-- Directions --
Please restate the data word for word, leaving out no line.

Recorded data:
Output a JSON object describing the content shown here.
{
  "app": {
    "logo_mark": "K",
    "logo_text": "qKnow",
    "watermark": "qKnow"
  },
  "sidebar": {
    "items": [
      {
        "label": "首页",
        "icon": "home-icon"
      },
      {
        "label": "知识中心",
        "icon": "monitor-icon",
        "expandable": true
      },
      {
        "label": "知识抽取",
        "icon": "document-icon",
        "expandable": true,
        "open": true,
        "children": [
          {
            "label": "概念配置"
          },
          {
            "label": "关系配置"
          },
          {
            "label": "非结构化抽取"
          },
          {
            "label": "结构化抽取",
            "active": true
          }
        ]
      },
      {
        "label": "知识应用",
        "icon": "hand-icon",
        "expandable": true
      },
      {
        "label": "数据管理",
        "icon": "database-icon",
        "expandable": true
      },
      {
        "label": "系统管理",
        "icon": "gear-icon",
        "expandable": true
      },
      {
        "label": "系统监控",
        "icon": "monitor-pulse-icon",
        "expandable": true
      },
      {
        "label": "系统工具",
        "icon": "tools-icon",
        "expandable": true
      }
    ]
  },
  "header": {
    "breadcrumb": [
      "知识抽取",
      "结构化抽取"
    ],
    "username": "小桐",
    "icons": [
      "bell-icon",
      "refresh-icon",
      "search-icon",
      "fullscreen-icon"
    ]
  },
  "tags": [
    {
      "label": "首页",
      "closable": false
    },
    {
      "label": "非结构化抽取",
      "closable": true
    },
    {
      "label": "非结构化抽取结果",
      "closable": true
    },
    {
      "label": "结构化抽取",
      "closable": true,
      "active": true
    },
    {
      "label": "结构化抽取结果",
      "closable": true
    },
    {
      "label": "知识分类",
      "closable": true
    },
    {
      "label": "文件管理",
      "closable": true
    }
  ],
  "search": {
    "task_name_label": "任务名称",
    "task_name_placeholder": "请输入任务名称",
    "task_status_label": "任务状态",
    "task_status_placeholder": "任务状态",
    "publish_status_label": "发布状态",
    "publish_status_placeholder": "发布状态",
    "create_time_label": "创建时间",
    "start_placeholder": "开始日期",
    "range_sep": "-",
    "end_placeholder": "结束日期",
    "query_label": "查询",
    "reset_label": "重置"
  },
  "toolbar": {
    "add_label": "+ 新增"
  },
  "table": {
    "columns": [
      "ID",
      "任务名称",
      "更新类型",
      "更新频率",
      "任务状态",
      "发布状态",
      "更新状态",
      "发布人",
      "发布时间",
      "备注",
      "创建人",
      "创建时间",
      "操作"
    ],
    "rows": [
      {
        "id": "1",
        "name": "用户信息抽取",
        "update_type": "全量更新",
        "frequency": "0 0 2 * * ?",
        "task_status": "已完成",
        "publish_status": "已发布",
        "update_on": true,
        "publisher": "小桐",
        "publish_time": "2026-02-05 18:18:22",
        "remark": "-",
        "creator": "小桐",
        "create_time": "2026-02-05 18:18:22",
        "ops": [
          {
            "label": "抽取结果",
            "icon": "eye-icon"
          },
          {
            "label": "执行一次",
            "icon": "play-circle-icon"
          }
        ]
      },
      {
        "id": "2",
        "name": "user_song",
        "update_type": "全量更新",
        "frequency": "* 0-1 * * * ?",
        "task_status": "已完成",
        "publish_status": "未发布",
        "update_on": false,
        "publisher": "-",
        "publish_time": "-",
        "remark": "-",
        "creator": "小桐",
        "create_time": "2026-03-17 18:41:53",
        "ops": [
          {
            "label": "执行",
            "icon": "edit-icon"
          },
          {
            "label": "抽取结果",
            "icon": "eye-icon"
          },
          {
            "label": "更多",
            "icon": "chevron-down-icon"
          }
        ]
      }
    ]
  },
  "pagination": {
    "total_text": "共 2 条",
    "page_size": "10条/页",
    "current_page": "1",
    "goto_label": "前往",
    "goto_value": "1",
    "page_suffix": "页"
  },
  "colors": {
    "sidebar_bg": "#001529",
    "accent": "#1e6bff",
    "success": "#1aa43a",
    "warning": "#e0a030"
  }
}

-- Final answer --
Output a JSON object describing the content shown here.
{
  "app": {
    "logo_mark": "K",
    "logo_text": "qKnow",
    "watermark": "qKnow"
  },
  "sidebar": {
    "items": [
      {
        "label": "首页",
        "icon": "home-icon"
      },
      {
        "label": "知识中心",
        "icon": "monitor-icon",
        "expandable": true
      },
      {
        "label": "知识抽取",
        "icon": "document-icon",
        "expandable": true,
        "open": true,
        "children": [
          {
            "label": "概念配置"
          },
          {
            "label": "关系配置"
          },
          {
            "label": "非结构化抽取"
          },
          {
            "label": "结构化抽取",
            "active": true
          }
        ]
      },
      {
        "label": "知识应用",
        "icon": "hand-icon",
        "expandable": true
      },
      {
        "label": "数据管理",
        "icon": "database-icon",
        "expandable": true
      },
      {
        "label": "系统管理",
        "icon": "gear-icon",
        "expandable": true
      },
      {
        "label": "系统监控",
        "icon": "monitor-pulse-icon",
        "expandable": true
      },
      {
        "label": "系统工具",
        "icon": "tools-icon",
        "expandable": true
      }
    ]
  },
  "header": {
    "breadcrumb": [
      "知识抽取",
      "结构化抽取"
    ],
    "username": "小桐",
    "icons": [
      "bell-icon",
      "refresh-icon",
      "search-icon",
      "fullscreen-icon"
    ]
  },
  "tags": [
    {
      "label": "首页",
      "closable": false
    },
    {
      "label": "非结构化抽取",
      "closable": true
    },
    {
      "label": "非结构化抽取结果",
      "closable": true
    },
    {
      "label": "结构化抽取",
      "closable": true,
      "active": true
    },
    {
      "label": "结构化抽取结果",
      "closable": true
    },
    {
      "label": "知识分类",
      "closable": true
    },
    {
      "label": "文件管理",
      "closable": true
    }
  ],
  "search": {
    "task_name_label": "任务名称",
    "task_name_placeholder": "请输入任务名称",
    "task_status_label": "任务状态",
    "task_status_placeholder": "任务状态",
    "publish_status_label": "发布状态",
    "publish_status_placeholder": "发布状态",
    "create_time_label": "创建时间",
    "start_placeholder": "开始日期",
    "range_sep": "-",
    "end_placeholder": "结束日期",
    "query_label": "查询",
    "reset_label": "重置"
  },
  "toolbar": {
    "add_label": "+ 新增"
  },
  "table": {
    "columns": [
      "ID",
      "任务名称",
      "更新类型",
      "更新频率",
      "任务状态",
      "发布状态",
      "更新状态",
      "发布人",
      "发布时间",
      "备注",
      "创建人",
      "创建时间",
      "操作"
    ],
    "rows": [
      {
        "id": "1",
        "name": "用户信息抽取",
        "update_type": "全量更新",
        "frequency": "0 0 2 * * ?",
        "task_status": "已完成",
        "publish_status": "已发布",
        "update_on": true,
        "publisher": "小桐",
        "publish_time": "2026-02-05 18:18:22",
        "remark": "-",
        "creator": "小桐",
        "create_time": "2026-02-05 18:18:22",
        "ops": [
          {
            "label": "抽取结果",
            "icon": "eye-icon"
          },
          {
            "label": "执行一次",
            "icon": "play-circle-icon"
          }
        ]
      },
      {
        "id": "2",
        "name": "user_song",
        "update_type": "全量更新",
        "frequency": "* 0-1 * * * ?",
        "task_status": "已完成",
        "publish_status": "未发布",
        "update_on": false,
        "publisher": "-",
        "publish_time": "-",
        "remark": "-",
        "creator": "小桐",
        "create_time": "2026-03-17 18:41:53",
        "ops": [
          {
            "label": "执行",
            "icon": "edit-icon"
          },
          {
            "label": "抽取结果",
            "icon": "eye-icon"
          },
          {
            "label": "更多",
            "icon": "chevron-down-icon"
          }
        ]
      }
    ]
  },
  "pagination": {
    "total_text": "共 2 条",
    "page_size": "10条/页",
    "current_page": "1",
    "goto_label": "前往",
    "goto_value": "1",
    "page_suffix": "页"
  },
  "colors": {
    "sidebar_bg": "#001529",
    "accent": "#1e6bff",
    "success": "#1aa43a",
    "warning": "#e0a030"
  }
}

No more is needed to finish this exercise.